YOUR INSTRUCTIONS
Each line below needs to be restated word for word.

SUPPLIED RECORDS
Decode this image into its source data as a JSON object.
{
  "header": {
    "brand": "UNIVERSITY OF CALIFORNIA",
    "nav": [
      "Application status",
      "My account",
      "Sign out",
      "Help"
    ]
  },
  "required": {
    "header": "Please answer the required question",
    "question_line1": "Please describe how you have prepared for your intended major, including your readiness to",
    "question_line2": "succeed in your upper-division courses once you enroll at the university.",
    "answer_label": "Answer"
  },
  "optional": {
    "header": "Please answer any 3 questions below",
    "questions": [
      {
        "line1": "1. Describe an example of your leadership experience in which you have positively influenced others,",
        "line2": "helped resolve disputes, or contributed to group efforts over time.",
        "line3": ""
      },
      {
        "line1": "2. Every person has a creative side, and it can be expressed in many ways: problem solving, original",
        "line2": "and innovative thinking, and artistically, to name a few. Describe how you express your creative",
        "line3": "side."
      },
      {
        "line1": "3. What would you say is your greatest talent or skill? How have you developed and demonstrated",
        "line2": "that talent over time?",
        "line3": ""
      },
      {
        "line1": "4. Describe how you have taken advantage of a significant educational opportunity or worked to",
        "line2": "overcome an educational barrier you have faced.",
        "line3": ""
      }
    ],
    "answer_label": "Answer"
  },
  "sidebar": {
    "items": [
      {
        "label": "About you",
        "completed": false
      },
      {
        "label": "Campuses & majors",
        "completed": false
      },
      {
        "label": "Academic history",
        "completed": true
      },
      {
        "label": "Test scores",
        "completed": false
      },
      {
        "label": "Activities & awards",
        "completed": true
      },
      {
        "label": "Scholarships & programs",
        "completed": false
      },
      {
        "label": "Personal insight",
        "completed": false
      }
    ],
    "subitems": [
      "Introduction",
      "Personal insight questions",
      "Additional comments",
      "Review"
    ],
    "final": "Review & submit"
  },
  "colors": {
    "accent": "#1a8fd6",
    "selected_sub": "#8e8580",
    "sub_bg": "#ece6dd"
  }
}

RESULT OF THIS TASK
Decode this image into its source data as a JSON object.
{
  "header": {
    "brand": "UNIVERSITY OF CALIFORNIA",
    "nav": [
      "Application status",
      "My account",
      "Sign out",
      "Help"
    ]
  },
  "required": {
    "header": "Please answer the required question",
    "question_line1": "Please describe how you have prepared for your intended major, including your readiness to",
    "question_line2": "succeed in your upper-division courses once you enroll at the university.",
    "answer_label": "Answer"
  },
  "optional": {
    "header": "Please answer any 3 questions below",
    "questions": [
      {
        "line1": "1. Describe an example of your leadership experience in which you have positively influenced others,",
        "line2": "helped resolve disputes, or contributed to group efforts over time.",
        "line3": ""
      },
      {
        "line1": "2. Every person has a creative side, and it can be expressed in many ways: problem solving, original",
        "line2": "and innovative thinking, and artistically, to name a few. Describe how you express your creative",
        "line3": "side."
      },
      {
        "line1": "3. What would you say is your greatest talent or skill? How have you developed and demonstrated",
        "line2": "that talent over time?",
        "line3": ""
      },
      {
        "line1": "4. Describe how you have taken advantage of a significant educational opportunity or worked to",
        "line2": "overcome an educational barrier you have faced.",
        "line3": ""
      }
    ],
    "answer_label": "Answer"
  },
  "sidebar": {
    "items": [
      {
        "label": "About you",
        "completed": false
      },
      {
        "label": "Campuses & majors",
        "completed": false
      },
      {
        "label": "Academic history",
        "completed": true
      },
      {
        "label": "Test scores",
        "completed": false
      },
      {
        "label": "Activities & awards",
        "completed": true
      },
      {
        "label": "Scholarships & programs",
        "completed": false
      },
      {
        "label": "Personal insight",
        "completed": false
      }
    ],
    "subitems": [
      "Introduction",
      "Personal insight questions",
      "Additional comments",
      "Review"
    ],
    "final": "Review & submit"
  },
  "colors": {
    "accent": "#1a8fd6",
    "selected_sub": "#8e8580",
    "sub_bg": "#ece6dd"
  }
}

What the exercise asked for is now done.